- What does each character want? How badly do they want it? What are they willing to do to get it?
- Do character actions reveal something about the character, or are they superfluous?
- Is the current scene vital? Justify it, if you can’t, cut it.
- What is the purpose of this scene? Furthering plot, building character, etc. Every scene should do what it does well.
- Does the current scene feel familiar? Is it familiar to another scene in the work, or familiar to something from somewhere else? If so, there better be a really good reason.
- Where is the tension / suspense? (from wikipedia: Suspense is a feeling of pleasurable fascination and excitement mixed with apprehension, tension, and anxiety developed from an unpredictable, mysterious, and rousing source of entertainment) How many layers of tension / suspense are there? More on this next.

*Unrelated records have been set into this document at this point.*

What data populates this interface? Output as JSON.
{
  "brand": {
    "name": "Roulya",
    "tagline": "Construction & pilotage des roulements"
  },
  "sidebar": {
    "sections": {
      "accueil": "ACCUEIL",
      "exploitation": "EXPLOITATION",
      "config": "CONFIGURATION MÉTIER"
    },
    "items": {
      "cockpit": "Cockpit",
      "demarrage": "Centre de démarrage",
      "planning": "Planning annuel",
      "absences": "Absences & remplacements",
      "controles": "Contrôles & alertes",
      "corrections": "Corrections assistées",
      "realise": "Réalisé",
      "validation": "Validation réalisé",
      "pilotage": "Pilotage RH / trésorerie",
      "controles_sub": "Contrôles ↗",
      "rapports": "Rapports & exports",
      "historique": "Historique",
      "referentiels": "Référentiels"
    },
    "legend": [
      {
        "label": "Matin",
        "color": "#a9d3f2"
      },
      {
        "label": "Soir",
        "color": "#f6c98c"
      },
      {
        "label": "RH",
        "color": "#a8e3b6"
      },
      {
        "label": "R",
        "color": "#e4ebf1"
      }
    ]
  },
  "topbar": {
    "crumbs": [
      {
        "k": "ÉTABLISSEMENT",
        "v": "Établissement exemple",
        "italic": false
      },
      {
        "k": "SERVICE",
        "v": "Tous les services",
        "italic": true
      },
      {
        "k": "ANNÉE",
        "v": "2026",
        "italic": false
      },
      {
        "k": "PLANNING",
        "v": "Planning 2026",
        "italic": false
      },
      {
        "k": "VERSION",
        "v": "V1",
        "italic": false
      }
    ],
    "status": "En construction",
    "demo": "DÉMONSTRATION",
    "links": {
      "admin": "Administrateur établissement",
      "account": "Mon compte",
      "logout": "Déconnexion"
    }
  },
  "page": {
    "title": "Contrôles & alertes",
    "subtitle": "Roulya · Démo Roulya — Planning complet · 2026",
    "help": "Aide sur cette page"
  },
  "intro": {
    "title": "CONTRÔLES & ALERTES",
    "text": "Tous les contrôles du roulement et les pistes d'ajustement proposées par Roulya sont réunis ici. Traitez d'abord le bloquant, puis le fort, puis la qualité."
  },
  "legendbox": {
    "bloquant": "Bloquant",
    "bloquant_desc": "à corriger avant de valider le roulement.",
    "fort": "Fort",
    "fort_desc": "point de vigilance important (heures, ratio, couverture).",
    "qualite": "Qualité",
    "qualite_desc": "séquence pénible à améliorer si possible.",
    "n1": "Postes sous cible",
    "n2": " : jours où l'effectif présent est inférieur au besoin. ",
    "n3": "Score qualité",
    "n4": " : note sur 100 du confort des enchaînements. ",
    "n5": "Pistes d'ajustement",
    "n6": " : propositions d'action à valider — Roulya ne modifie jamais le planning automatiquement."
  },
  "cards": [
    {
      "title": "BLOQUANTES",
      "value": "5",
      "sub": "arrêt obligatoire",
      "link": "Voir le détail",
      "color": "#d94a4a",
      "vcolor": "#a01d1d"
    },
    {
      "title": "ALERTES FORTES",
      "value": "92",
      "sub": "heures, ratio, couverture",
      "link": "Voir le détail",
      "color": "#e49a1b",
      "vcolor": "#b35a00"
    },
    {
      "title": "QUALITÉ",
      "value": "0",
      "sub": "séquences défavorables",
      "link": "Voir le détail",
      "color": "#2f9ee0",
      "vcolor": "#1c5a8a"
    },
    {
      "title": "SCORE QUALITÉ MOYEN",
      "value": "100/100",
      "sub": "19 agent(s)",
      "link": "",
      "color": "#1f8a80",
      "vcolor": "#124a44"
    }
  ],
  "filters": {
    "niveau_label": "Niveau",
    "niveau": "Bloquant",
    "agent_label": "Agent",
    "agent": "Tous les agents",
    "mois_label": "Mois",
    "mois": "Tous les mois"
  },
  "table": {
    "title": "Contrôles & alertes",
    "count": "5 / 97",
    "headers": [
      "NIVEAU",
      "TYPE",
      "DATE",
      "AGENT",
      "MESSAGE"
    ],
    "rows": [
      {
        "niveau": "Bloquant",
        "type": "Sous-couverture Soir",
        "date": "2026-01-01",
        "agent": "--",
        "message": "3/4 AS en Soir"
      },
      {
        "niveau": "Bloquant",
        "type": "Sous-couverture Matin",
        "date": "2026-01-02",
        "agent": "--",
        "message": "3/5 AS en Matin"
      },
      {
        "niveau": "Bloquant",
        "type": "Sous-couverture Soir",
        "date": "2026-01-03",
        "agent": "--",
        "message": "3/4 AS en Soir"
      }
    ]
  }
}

- Is there a basic level of tension? If there are two characters, they should each want something different. If characters have the same wants, then something should get in there way. If life is easy, then the read is boring.
- Is there a middle layer of suspense? Something else above the immediate scene should be looming. Something outside of the characters current control.
- Is there a grand level of suspense? There should be a singular overarching thing that drives the story, gives it a time limit, forces the characters to make difficult choices again and again. If it’s a villain, it better be a damn good one.
- Can each scene be explained in one or two sentences? Hone them.
- Can each chapter be explained in one or two sentences? Hone some more.
- Can the entire plot be explained in one or two sentences? If not, focus, hone, find the heart of the story and throw the rest away.
- Is the word count justified? The entire reading experience should feel tight, even if it’s 200,000 words or more. If there is a moment of boredom, cut cut cut.
- In the end, am I fulfilled but wishing there was just a little more. Perfect, time to start the next book.
And there you have my collection of 41 questions to improve your writing and critiquing. I hope they’re as useful for you as they have been for me.